In this issue of Canberra Doctor, we feature articles highlighting different aspects of general practice for Canberra’s busy doctors.  Front and centre is a profile of the recently retired Dean of the ANU Medical School, Professor Nick Glasgow, whose background was general practice. Local GP and AMA President-elect, Dr Antonio Di Dio tells us what inspires him, Gaylene Coulton, the CEO of Capital Health Network, lets us know the latest from our local PHN and Dr Louise Stone pens an open letter to the next generation of aspiring GPs and other specialists. And much more.

 

When the chemistry is wrong…

Many of you will have read, with alarm, of plans for pharmacies to begin ordering pathology tests.  This was an ill-conceived move, and I was very relieved to hear that Sonic Healthcare had decided to withdraw from pharmacy-based screening programs.  The primary health care system we rely on is built around a medical model that can provide life-long continuity of care. 

For better or worse, the Government is promoting this principle through its Health Care Homes trials.  Suddenly allowing non-medical health professionals to try to take over the work of experienced and highly-trained doctors would have been irresponsible at best, and frankly dangerous at worst.  Pharmacists ordering pathology tests puts patients’ health at risk, and increases medical costs for families.

 As Canberra’s doctors know well, specialized clinical judgement and many years of training are required to make decisions about whether patients need pathology tests.  The interpretation of tests results and outcomes should be the province of GPs.  Diagnostic tests, as well as other screening activities and health checks must only be conducted if they are clinically indicated, have an evidence base, and are cost-effective.  It should be about benefit to patients.  Pharmacists play a key role in the health system, and have a well-established collaborative role with GPs – ordering pathology tests is completely out of their scope of practice.

As Canberra’s doctors know well, specialized clinical judgement and many years of training are required to make decisions about whether patients need pathology tests.  The interpretation of tests results and outcomes should be the province of GPs.  Diagnostic tests, as well as other screening activities and health checks must only be conducted if they are clinically indicated, have an evidence base, and are cost-effective.  It should be about benefit to patients.  Pharmacists play a key role in the health system, and have a well-established collaborative role with GPs – ordering pathology tests is completely out of their scope of practice.

 

Mental health    

Over recent weeks the AMA (ACT) has been in contact with Mental Health Minister, Shane Rattenbury, about a number of serious issues that have arisen with mental health services in Canberra.
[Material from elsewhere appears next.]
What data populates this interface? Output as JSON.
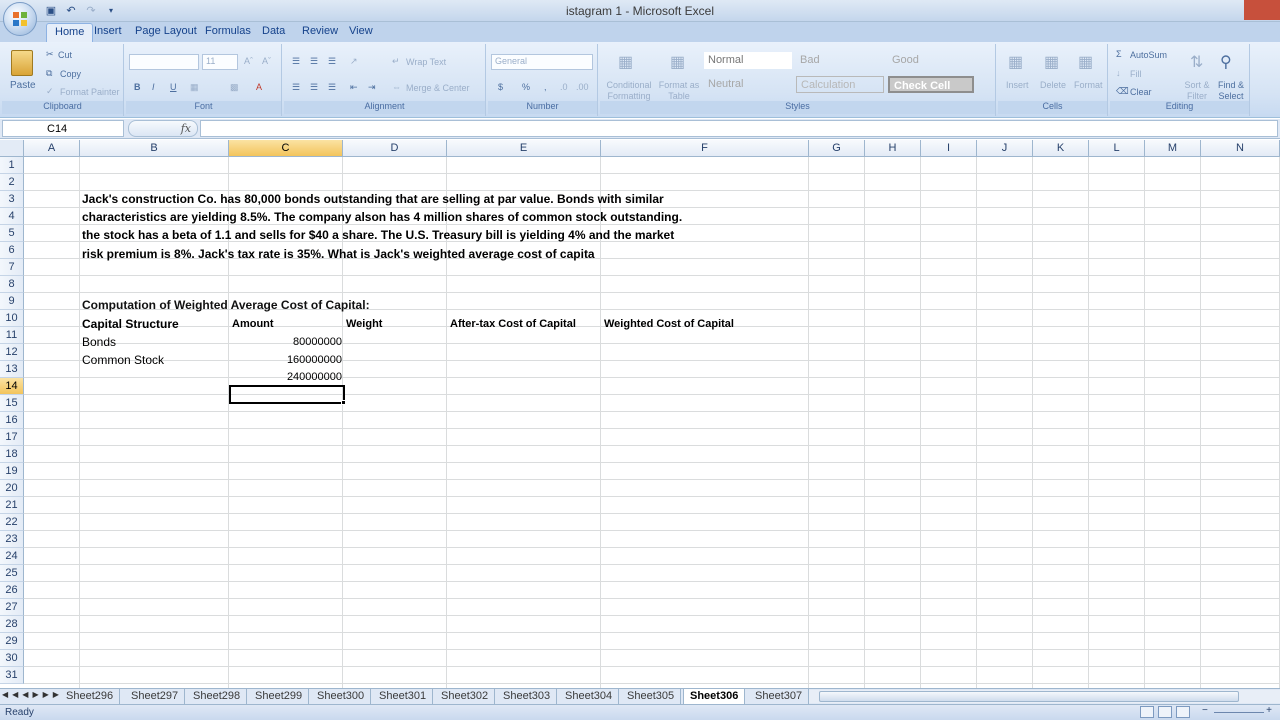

While workforce has been the major focus, including the implications following the recent resignations of two psychiatrists from the adult mental health unit, there’s no doubt that other staffing issues - access to child and adolescent services, and cover in the Emergency Department at Canberra Hospital - are also having an impact.

 

 

Mental Health Minister, Shane Rattenbury

 

The ACT Government budget saw the announcement of a new ‘Office for Mental Health,’ there are some emerging concerns.  Earlier this year, Minister Rattenbury made his initial appointments to the keenly-awaited Mental Health Advisory Council. The Council was set up to advise the Minister on matters including emerging or urgent mental health issues, and mental health policy.  In appointing members to the Council, the Minister is required to ensure the Council included consumers, carers, and other members who have expertise in primary mental illness prevention and treatment, care or support.

With a total of seven appointments made by the Minister, it’s extremely disappointing that he could not find room on the Council for either a psychiatrist or general practitioner. AMA (ACT) is determined to follow this matter up and I have written to the Minister asking for further information.  Watch this space.